01206 543302 
 
 
Melon is a great breakfast food even during the winter months. With so many varieties to choose from you can ring the changes and benefit from a wide range of different nutrients. 
It's winter and there's 4 inches of snow outside and I'm talking about having melon for breakfast. What's going on? 
 
Good question really. Let me explain. I see a lot of people who enjoy a bowl of porridge for breakfast on a cold winter's day. There is often a problem with this when they add an 'acid' fruit to it, like blueberries for example, and the result is bloating and wind. They get disillusioned. This eating healthy lark doesn't always produce the expected results. If they'd have added a banana or some dates (both starch fruits) instead, then the combination would more likely have worked without any digestive distress. I'm a very big fan of 'food combining' (a way of eating which includes all the food groups but does not mix starches and proteins at the same meal and has a few other simple rules regarding eating fruits), I've worked with it since 1991 and had some very good results when introducing it to patients. Helping them get to grips with combining fruits with other foods is part of the process and can be a bit confusing in the early stages. I'm not going to go into details here as more info on food combining will shortly be available in my Resources section, and this blog is primarily about melons. 
 
In 'food combining' terms melons are a slight anomaly. Due to their high water and natural sugar content they don't combine well with any other foods which means they are best eaten as a fruit meal in their own right. My favourite meal for eating just fruit and nothing else is breakfast, and it is in fact the perfect way to start the day. Breaking an overnight fast with fruit alone hydrates, cleanses and detoxifies the body. You may think that you will end up being hungry but before you dismiss the idea give it a try. If you do feel hungry then you can eat more fruit but I personally find that this isn't necessary. I always feel pleasantly full and energetic especially on the days when melon (in a regular-sized cereal bowl) is my fruit of choice, even in the winter. 
 
Melon is the perfect fruit breakfast because there are so many different varieties to choose from.

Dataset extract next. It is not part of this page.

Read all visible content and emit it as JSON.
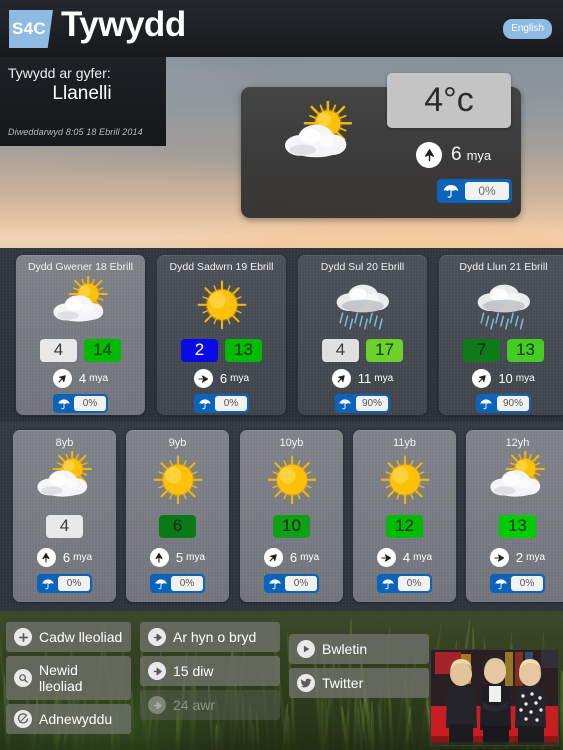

Although they are all similar in their calorie and carbohydrate content, the vitamin and mineral contents vary between each type. Watermelon for example is lower in vitamins and minerals than most other melons, but contains health boosting antioxidants such as lycopene that provide its red colour and are beneficial to the immune system.  
 
Honeydew melon provides a good hit of vitamin C as does Cantaloupe which is also high in vitamin A, an important nutrient for good vision and enhanced immunity. My favourite at the moment though is Piel de Sapo, the Winter-Weather Melon. It's has a delicious honeydew/pear flavour and is a very good keeper. Cut melon should be refrigerated and I chop mine up and store it in a covered dish so I have breakfast ready and on hand for several days running. 
 
A fresh melon is a wondrous thing. 
 
However, like many other fruits these days, melon can be bought sliced and ready-prepared in plastic packaging which is not only environmentally unfriendly but also allows for chemicals (that do not have to be disclosed on the label because they are deemed as processing aids) to be added. Dipping cut fruit in a solution of citric acid and other unnamed ingredients adds around 21 days to the shelf life, and in the case of melons stops them oozing out their liquid and turning to mush. Any pre-prepared 'fresh' fruits and fruit salads sold in plastic will be processed in this way and these types of foods are becoming more and more common. Coffee shops and fast food chains as well as supermarkets now offer a whole host of dishes that contain pre-prepared fruits, and hotel and restaurant buffets serve them because they are cheap to buy in bulk and result in less wastage. The problem for the consumer is that beneficial nutrients are lost and the long term impact on our health is as yet unknown.  
Share this post:

Leave a comment: 

This is the website of homeopath & Bowen practitioner Fiona Wray, RMANM, BTAA. 
On this website I aim to provide well-researched information to enable readers to make informed choices about their health and wellbeing. However, this information should not be taken as a substitute for the advice or guidance of your GP or other medical professionals.  
Designed and created by it'seeze
Our site uses cookies. For more information, see our cookie policy. ACCEPT COOKIES MANAGE SETTINGS